However, as noted above, many disabled Chilean workers get less than 70 percent because they haven't worked regularly for the last 10 years, and in the Anglo-Saxon countries public disability benefits are sometimes supplemented by private disability insurance purchased by employers.
“Fewer insured workers are certified as disabled in Chile than in developed countries.”
Problems and Challenges for Workers in a Chilean System. The gains by workers in Chile have come with problems, some of which do not occur in traditional systems.
First, in a funded system that guarantees a defined benefit, the group term-insurance premium is very sensitive to the interest rate, so the contribution rate needed to cover this cost varies from year to year. This is because the amount coming from investment earnings falls as the interest rate falls, and thus the premium needed to finance a given annuity payout rises. Recent decreases in interest rates are likely to raise insurance fees substantially. This does not occur in a PAYGO system that has no investment component.
Second, if the insurance fee is a uniform percentage of wages, workers with low disability and survivor probabilities — the young, single and women — subsidize other groups. As a result, they may try to stay out of the formal contributory system, then re-enter when they are more likely to become disabled and receive subsidies (when older and married), thereby increasing the required insurance premium for everyone. This occurs both in both funded and PAYGO systems, unless insurance rates are differentiated by risk category.
“Option 1: Insurers could bid to provide all workers with term disability insurance.”
Third, the insurance premiums a worker pays depends on the average disability risk of the workers affiliated with his AFP. Thus AFPs will try to attract (or “cream”) groups that have a low incidence of disability, thereby allowing them to charge low insurance fees and/or to earn higher profits. Creaming, however, means that the workers in other AFPs are higher risk, on average, and their insurance premiums are higher. Creaming also makes it harder for workers in high-risk groups to join the AFP of their choice. These problems do not occur in national systems, where all workers are in the same insurance pool.

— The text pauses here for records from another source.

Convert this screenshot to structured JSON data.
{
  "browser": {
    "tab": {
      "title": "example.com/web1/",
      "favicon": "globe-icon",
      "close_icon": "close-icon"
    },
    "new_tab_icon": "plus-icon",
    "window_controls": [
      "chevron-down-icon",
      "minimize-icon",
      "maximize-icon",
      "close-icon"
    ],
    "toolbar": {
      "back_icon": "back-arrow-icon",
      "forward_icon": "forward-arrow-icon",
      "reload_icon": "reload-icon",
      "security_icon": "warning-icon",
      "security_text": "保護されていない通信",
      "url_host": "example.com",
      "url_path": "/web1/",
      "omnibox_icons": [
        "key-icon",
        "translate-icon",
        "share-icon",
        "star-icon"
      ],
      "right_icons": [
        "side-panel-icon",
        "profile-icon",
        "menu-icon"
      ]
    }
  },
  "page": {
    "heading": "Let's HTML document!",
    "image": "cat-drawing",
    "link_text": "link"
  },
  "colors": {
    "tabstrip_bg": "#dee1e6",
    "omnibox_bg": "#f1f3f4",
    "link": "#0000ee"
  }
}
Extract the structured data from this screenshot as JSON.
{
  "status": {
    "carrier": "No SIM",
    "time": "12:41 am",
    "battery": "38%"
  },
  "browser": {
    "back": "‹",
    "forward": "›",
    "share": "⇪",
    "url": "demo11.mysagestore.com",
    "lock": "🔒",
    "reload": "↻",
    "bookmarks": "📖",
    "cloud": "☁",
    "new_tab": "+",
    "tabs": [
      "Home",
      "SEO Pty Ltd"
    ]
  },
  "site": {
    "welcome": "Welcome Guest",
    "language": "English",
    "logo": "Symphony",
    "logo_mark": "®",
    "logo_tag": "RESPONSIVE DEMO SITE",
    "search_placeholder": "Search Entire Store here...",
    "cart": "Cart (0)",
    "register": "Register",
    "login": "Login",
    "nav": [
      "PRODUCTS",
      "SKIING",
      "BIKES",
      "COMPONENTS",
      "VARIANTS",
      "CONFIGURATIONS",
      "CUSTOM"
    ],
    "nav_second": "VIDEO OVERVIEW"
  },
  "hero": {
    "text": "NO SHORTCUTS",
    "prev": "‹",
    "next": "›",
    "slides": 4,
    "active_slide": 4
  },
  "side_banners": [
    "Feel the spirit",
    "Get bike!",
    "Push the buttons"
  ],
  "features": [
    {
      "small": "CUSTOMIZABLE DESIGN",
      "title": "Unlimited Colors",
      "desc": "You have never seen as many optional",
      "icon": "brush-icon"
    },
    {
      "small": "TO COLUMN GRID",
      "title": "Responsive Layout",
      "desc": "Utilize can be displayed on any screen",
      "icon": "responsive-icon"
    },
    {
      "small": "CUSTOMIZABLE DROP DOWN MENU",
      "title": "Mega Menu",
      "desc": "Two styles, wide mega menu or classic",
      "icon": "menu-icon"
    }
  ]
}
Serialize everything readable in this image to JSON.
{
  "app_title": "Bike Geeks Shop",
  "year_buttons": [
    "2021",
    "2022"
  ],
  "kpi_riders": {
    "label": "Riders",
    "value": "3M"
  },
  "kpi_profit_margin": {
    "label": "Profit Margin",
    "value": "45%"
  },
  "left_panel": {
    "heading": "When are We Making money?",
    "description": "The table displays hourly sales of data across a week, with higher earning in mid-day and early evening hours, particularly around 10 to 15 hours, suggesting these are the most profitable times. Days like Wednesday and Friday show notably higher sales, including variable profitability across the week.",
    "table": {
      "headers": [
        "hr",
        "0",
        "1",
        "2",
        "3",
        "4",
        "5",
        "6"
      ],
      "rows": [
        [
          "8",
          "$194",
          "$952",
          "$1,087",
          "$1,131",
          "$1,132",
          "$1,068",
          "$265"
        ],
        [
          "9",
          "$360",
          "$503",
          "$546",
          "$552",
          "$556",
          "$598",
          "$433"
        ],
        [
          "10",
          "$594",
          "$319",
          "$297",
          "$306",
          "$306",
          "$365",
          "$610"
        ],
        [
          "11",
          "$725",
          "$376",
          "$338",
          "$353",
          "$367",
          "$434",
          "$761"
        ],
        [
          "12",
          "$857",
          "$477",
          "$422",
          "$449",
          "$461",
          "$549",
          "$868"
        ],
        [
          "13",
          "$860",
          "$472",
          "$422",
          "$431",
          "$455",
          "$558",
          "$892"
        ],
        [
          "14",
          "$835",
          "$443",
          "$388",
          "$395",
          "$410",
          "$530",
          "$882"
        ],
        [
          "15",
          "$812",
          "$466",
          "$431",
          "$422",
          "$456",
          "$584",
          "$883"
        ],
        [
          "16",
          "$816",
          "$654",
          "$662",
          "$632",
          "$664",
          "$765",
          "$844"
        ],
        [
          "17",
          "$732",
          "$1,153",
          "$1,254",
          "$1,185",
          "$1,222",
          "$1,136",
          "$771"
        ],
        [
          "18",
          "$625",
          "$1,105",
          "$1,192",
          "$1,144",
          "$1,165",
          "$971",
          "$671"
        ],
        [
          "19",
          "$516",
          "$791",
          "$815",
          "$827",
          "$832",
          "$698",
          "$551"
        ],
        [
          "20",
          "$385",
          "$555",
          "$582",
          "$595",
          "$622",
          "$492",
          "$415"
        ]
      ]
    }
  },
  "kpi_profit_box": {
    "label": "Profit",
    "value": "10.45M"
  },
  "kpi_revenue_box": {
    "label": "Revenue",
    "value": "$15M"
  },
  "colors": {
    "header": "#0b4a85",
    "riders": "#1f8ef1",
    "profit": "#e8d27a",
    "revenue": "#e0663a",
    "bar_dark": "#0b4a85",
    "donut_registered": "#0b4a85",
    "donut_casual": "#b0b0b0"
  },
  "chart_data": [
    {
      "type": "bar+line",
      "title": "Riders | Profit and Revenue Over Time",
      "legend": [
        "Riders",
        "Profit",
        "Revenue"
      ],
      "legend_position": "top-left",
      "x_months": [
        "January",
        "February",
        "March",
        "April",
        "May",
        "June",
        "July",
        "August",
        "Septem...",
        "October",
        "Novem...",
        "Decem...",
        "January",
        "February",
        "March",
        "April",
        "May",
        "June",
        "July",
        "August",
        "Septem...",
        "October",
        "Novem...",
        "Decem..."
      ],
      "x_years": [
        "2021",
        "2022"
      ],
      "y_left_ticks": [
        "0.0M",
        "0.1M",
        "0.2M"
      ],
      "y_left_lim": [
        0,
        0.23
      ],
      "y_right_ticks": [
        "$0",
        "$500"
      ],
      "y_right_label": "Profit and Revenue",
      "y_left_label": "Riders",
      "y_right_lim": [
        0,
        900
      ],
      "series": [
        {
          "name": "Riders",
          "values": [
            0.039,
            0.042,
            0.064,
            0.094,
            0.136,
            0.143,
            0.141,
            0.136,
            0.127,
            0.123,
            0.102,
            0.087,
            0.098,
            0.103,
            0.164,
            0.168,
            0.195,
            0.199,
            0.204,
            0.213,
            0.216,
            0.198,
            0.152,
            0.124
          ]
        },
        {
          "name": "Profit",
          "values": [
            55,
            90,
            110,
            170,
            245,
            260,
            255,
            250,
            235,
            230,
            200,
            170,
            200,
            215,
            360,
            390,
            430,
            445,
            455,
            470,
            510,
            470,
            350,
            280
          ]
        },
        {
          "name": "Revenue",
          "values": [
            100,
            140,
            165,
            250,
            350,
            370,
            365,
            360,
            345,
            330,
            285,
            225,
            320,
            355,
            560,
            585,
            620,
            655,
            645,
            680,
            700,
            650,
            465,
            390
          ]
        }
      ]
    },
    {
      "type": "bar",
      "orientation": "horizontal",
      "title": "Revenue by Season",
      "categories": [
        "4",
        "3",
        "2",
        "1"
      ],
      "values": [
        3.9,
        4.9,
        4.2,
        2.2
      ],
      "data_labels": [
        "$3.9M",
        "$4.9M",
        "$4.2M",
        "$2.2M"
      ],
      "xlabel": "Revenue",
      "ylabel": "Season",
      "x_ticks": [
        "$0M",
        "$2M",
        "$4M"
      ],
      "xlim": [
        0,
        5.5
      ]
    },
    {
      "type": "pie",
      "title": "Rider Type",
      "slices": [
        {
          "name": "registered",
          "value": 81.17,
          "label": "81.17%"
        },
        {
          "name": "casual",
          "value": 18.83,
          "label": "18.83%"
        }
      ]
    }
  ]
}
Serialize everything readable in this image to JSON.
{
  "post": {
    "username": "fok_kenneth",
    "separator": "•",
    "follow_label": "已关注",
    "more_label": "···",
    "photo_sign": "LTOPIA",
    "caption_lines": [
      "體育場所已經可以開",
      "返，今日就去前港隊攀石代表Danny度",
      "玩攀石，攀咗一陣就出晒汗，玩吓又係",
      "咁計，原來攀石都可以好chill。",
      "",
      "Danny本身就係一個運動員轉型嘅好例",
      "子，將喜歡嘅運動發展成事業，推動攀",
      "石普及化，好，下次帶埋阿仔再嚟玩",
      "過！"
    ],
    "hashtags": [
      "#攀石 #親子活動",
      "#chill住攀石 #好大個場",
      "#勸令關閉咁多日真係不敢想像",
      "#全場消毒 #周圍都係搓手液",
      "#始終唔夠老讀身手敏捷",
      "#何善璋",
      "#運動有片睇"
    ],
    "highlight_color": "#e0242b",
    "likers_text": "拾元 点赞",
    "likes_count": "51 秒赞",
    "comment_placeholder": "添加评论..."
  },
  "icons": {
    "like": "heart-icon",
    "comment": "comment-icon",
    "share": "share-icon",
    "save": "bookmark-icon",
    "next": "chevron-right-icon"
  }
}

Fourth, the potentially high cost of the minimum pension guarantee looms. In recent years, the incidence of successful claims for full and insured disability has been constrained, while claims for partial and uninsured disability have expanded. The data indicate that a high proportion of disabled individuals fall into these low-benefit categories and will eventually receive a public subsidy.